If you hear one note, you are hearing the tip. If you hear more than one note (and we all hope you are hearing C’s!) you know that the reed is vibrating down further, which is great news. If you can’t hear the second note, you need to work on the blend so that the vibrations move through the heart to the back.

If the crow is “loose” you can clip the tip. If the crow is low, you also clip the reed. You are always working for a C crow.


Play on the reed. Be TRUE to the reed; don’t try to make the reed sound good, and don’t try to make it play in tune. Find out what the reed wants to do and be so that you can honestly know what you are getting.
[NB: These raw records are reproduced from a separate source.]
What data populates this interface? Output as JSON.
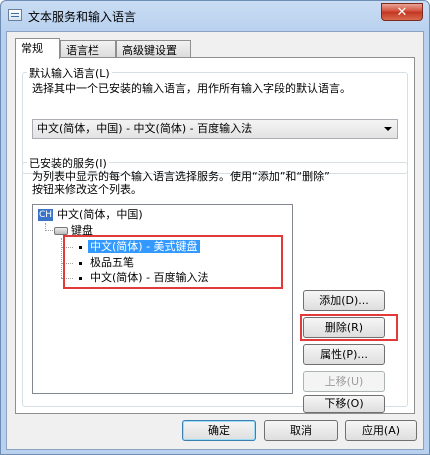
{
  "window": {
    "title": "文本服务和输入语言",
    "close_label": "✕"
  },
  "tabs": [
    {
      "label": "常规",
      "active": true
    },
    {
      "label": "语言栏",
      "active": false
    },
    {
      "label": "高级键设置",
      "active": false
    }
  ],
  "default_lang": {
    "group_label": "默认输入语言(L)",
    "description": "选择其中一个已安装的输入语言，用作所有输入字段的默认语言。",
    "selected": "中文(简体，中国) - 中文(简体) - 百度输入法"
  },
  "installed": {
    "group_label": "已安装的服务(I)",
    "description_line1": "为列表中显示的每个输入语言选择服务。使用“添加”和“删除”",
    "description_line2": "按钮来修改这个列表。",
    "tree": {
      "lang_badge": "CH",
      "language": "中文(简体，中国)",
      "category": "键盘",
      "items": [
        {
          "label": "中文(简体) - 美式键盘",
          "selected": true
        },
        {
          "label": "极品五笔",
          "selected": false
        },
        {
          "label": "中文(简体) - 百度输入法",
          "selected": false
        }
      ]
    },
    "buttons": {
      "add": "添加(D)...",
      "remove": "删除(R)",
      "properties": "属性(P)...",
      "move_up": "上移(U)",
      "move_down": "下移(O)"
    }
  },
  "footer": {
    "ok": "确定",
    "cancel": "取消",
    "apply": "应用(A)"
  },
  "colors": {
    "highlight_box": "#e23a3a",
    "selection": "#3399ff"
  }
}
Things to remember:

If the reed is sharp and hard you need to take more cane off. If the reed is flat and easy you can clip the tip. If the reed is flat and hard you may be in trouble, because as you carve to make the reed easier the pitch will also lower. If the reed is sharp and easy you’ve taken off to much cane already. Needless to say, we like to fall into the “sharp and hard” crowing (and playing) category.

If the reed crows and plays, you can choose to put it away for a while. After all, it’s on its way and that’s a great thing!

If it doesn’t crow and doesn’t play and you are exhausted and frustrated put the reed away! I have found that frustration gets me nowhere with reeds — I tend to press harder on the reed, and I only make things worse.

When you’ve worked on the reed, balanced the crow, yet still find yourself befuddled, move on to the Adjustments and Fixes for Problems page.